Activity
Select all lines in the records that include "style".
(Beginning of Dataset records)
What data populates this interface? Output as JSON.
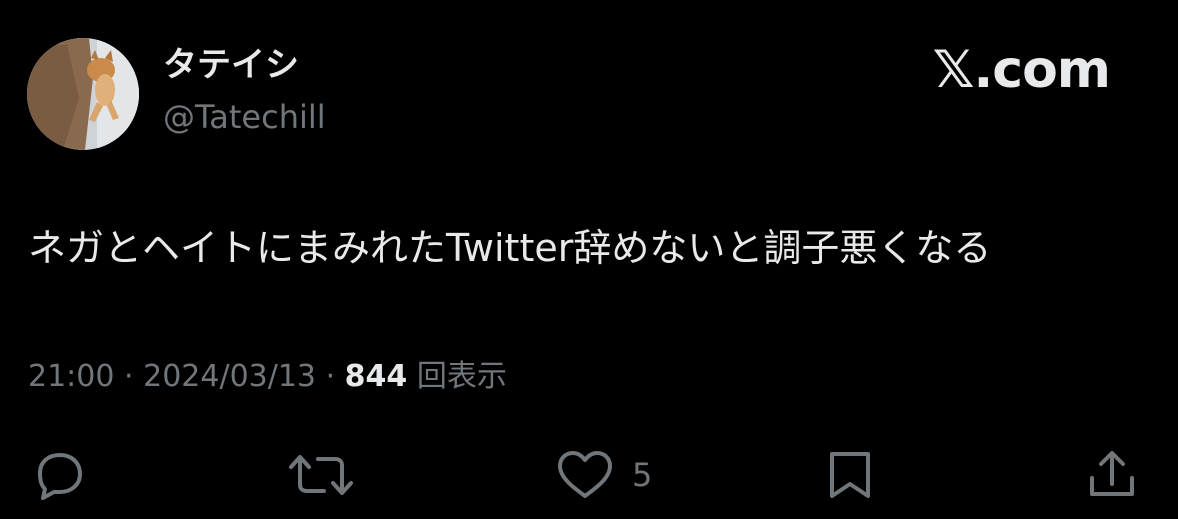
{
  "user": {
    "display_name": "タテイシ",
    "handle": "@Tatechill",
    "avatar_icon": "avatar-photo-dog"
  },
  "brand": {
    "label": "𝕏.com"
  },
  "tweet": {
    "text": "ネガとヘイトにまみれたTwitter辞めないと調子悪くなる",
    "time": "21:00",
    "separator": "·",
    "date": "2024/03/13",
    "views_count": "844",
    "views_label": "回表示"
  },
  "actions": {
    "reply_icon": "reply-icon",
    "retweet_icon": "retweet-icon",
    "like_icon": "heart-icon",
    "like_count": "5",
    "bookmark_icon": "bookmark-icon",
    "share_icon": "share-icon"
  },
  "colors": {
    "background": "#000000",
    "primary_text": "#e7e9ea",
    "secondary_text": "#71767b"
  }
}
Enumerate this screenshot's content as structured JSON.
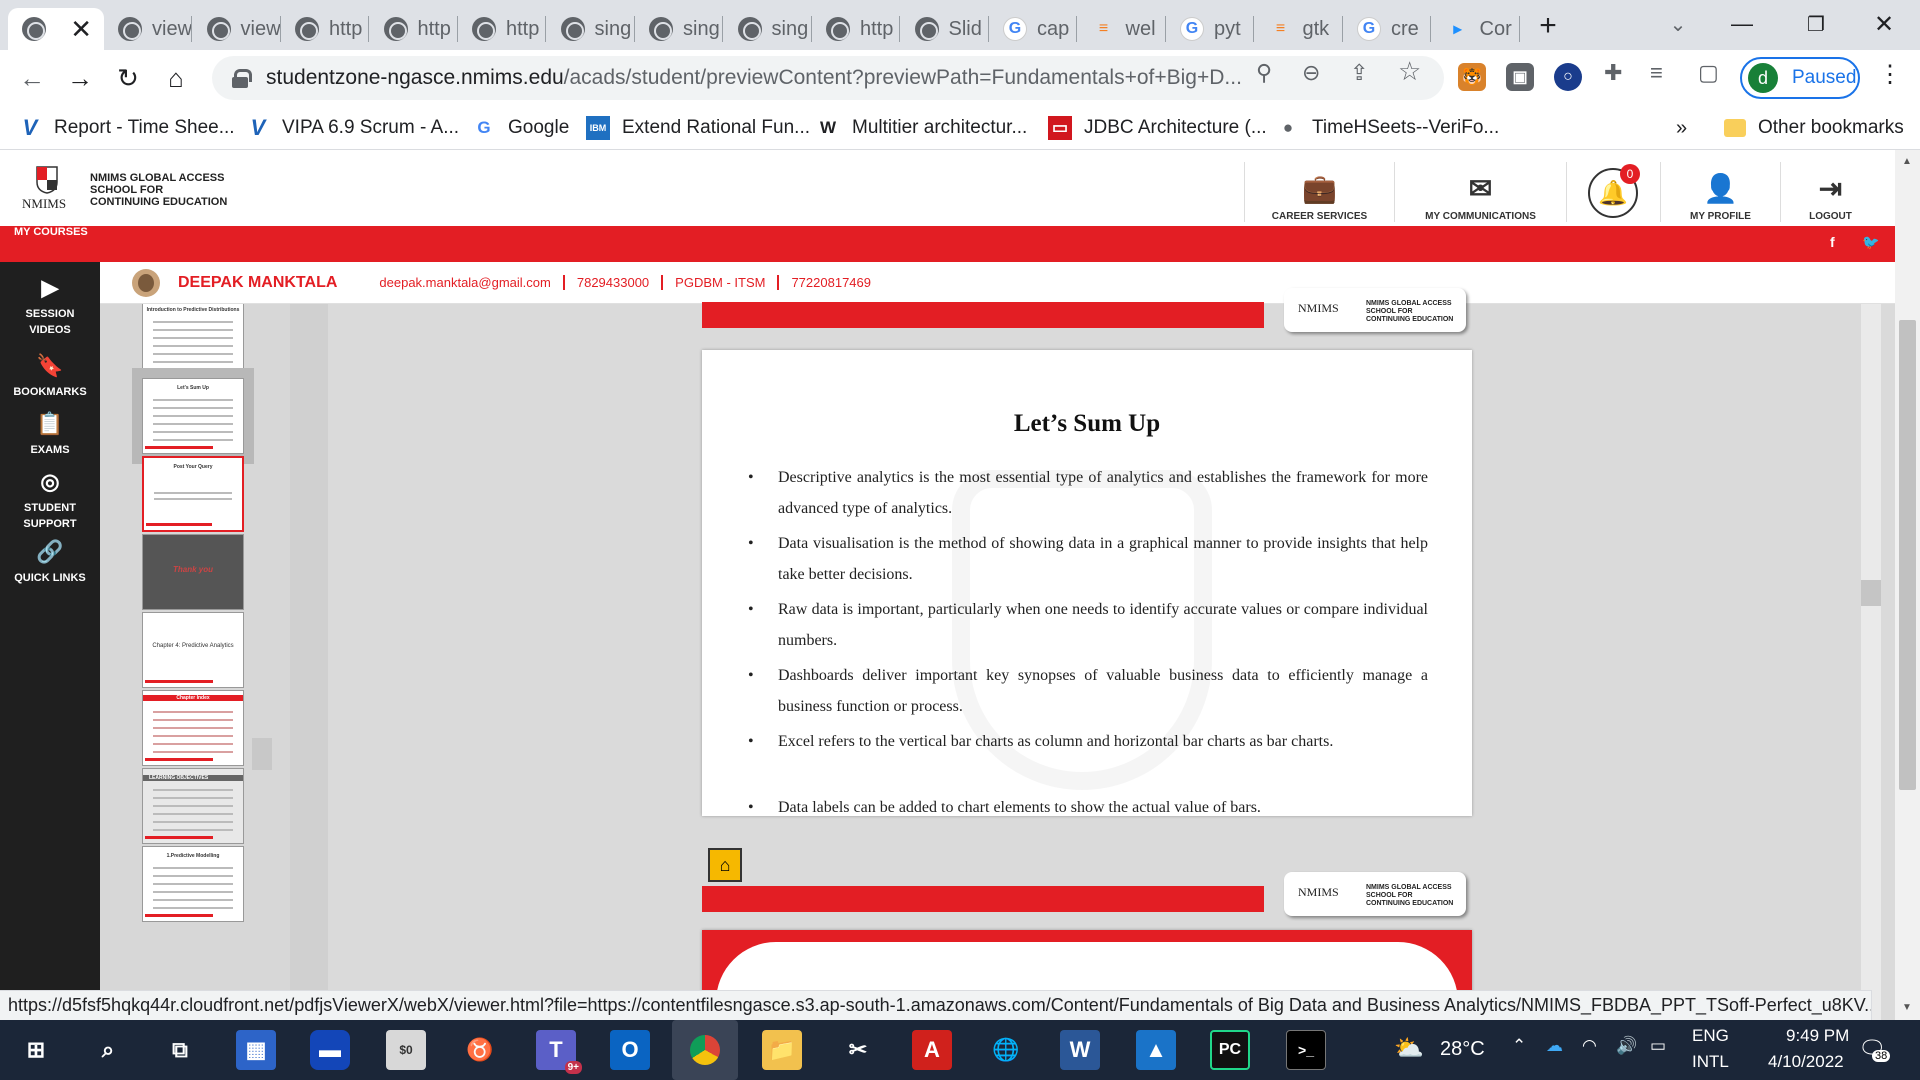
{
  "browser": {
    "tabs": [
      {
        "label": "",
        "icon": "globe-icon"
      },
      {
        "label": "view",
        "icon": "globe-icon"
      },
      {
        "label": "view",
        "icon": "globe-icon"
      },
      {
        "label": "http",
        "icon": "globe-icon"
      },
      {
        "label": "http",
        "icon": "globe-icon"
      },
      {
        "label": "http",
        "icon": "globe-icon"
      },
      {
        "label": "sing",
        "icon": "globe-icon"
      },
      {
        "label": "sing",
        "icon": "globe-icon"
      },
      {
        "label": "sing",
        "icon": "globe-icon"
      },
      {
        "label": "http",
        "icon": "globe-icon"
      },
      {
        "label": "Slid",
        "icon": "globe-icon"
      },
      {
        "label": "cap",
        "icon": "google-icon"
      },
      {
        "label": "wel",
        "icon": "stackoverflow-icon"
      },
      {
        "label": "pyt",
        "icon": "google-icon"
      },
      {
        "label": "gtk",
        "icon": "stackoverflow-icon"
      },
      {
        "label": "cre",
        "icon": "google-icon"
      },
      {
        "label": "Cor",
        "icon": "fish-icon"
      }
    ],
    "url_host": "studentzone-ngasce.nmims.edu",
    "url_path": "/acads/student/previewContent?previewPath=Fundamentals+of+Big+D...",
    "profile_label": "Paused",
    "profile_initial": "d",
    "bookmarks": [
      {
        "label": "Report - Time Shee...",
        "icon": "v-icon"
      },
      {
        "label": "VIPA 6.9 Scrum - A...",
        "icon": "v-icon"
      },
      {
        "label": "Google",
        "icon": "google-icon"
      },
      {
        "label": "Extend Rational Fun...",
        "icon": "ibm-icon"
      },
      {
        "label": "Multitier architectur...",
        "icon": "wikipedia-icon"
      },
      {
        "label": "JDBC Architecture (...",
        "icon": "jdbc-icon"
      },
      {
        "label": "TimeHSeets--VeriFo...",
        "icon": "globe-icon"
      }
    ],
    "bookmarks_more": "»",
    "other_bookmarks": "Other bookmarks",
    "status_url": "https://d5fsf5hqkq44r.cloudfront.net/pdfjsViewerX/webX/viewer.html?file=https://contentfilesngasce.s3.ap-south-1.amazonaws.com/Content/Fundamentals of Big Data and Business Analytics/NMIMS_FBDBA_PPT_TSoff-Perfect_u8KV..."
  },
  "portal": {
    "logo_text_1": "NMIMS GLOBAL ACCESS",
    "logo_text_2": "SCHOOL FOR",
    "logo_text_3": "CONTINUING EDUCATION",
    "logo_word": "NMIMS",
    "my_courses": "MY COURSES",
    "nav": {
      "career": "CAREER SERVICES",
      "communications": "MY COMMUNICATIONS",
      "notifications_count": "0",
      "profile": "MY PROFILE",
      "logout": "LOGOUT"
    },
    "social": {
      "facebook": "f",
      "twitter": "🐦"
    },
    "user": {
      "name": "DEEPAK MANKTALA",
      "email": "deepak.manktala@gmail.com",
      "phone": "7829433000",
      "program": "PGDBM - ITSM",
      "id": "77220817469"
    },
    "sidebar": [
      {
        "label": "SESSION VIDEOS",
        "icon": "play-icon"
      },
      {
        "label": "BOOKMARKS",
        "icon": "bookmark-icon"
      },
      {
        "label": "EXAMS",
        "icon": "exam-icon"
      },
      {
        "label": "STUDENT SUPPORT",
        "icon": "support-icon"
      },
      {
        "label": "QUICK LINKS",
        "icon": "link-icon"
      }
    ]
  },
  "viewer": {
    "thumbnails": [
      {
        "title": "Introduction to Predictive Distributions",
        "style": "text"
      },
      {
        "title": "Let's Sum Up",
        "style": "text",
        "selected": true
      },
      {
        "title": "Post Your Query",
        "style": "query"
      },
      {
        "title": "Thank you",
        "style": "dark"
      },
      {
        "title": "Chapter 4: Predictive Analytics",
        "style": "chapter"
      },
      {
        "title": "Chapter Index",
        "style": "table"
      },
      {
        "title": "LEARNING OBJECTIVES",
        "style": "objectives"
      },
      {
        "title": "1.Predictive Modelling",
        "style": "text"
      }
    ],
    "slide": {
      "title": "Let’s Sum Up",
      "bullets": [
        "Descriptive analytics is the most essential type of analytics and establishes the framework for more advanced type of analytics.",
        "Data visualisation is the method of showing data in a graphical manner to provide insights that help take better decisions.",
        "Raw data is important, particularly when one needs to identify accurate values or compare individual numbers.",
        "Dashboards deliver important key synopses of valuable business data to efficiently manage a business function or process.",
        "Excel refers to the vertical bar charts as column and horizontal bar charts as bar charts.",
        "Data labels can be added to chart elements to show the actual value of bars."
      ],
      "bullet_char": "•",
      "footer_logo_word": "NMIMS",
      "footer_logo_1": "NMIMS GLOBAL ACCESS",
      "footer_logo_2": "SCHOOL FOR",
      "footer_logo_3": "CONTINUING EDUCATION"
    }
  },
  "taskbar": {
    "weather": "28°C",
    "lang_1": "ENG",
    "lang_2": "INTL",
    "time": "9:49 PM",
    "date": "4/10/2022",
    "notif_count": "38",
    "teams_badge": "9+"
  }
}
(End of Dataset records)
Response for this exercise
        "style": "text"
        "style": "text",
        "style": "query"
        "style": "dark"
        "style": "chapter"
        "style": "table"
        "style": "objectives"
        "style": "text"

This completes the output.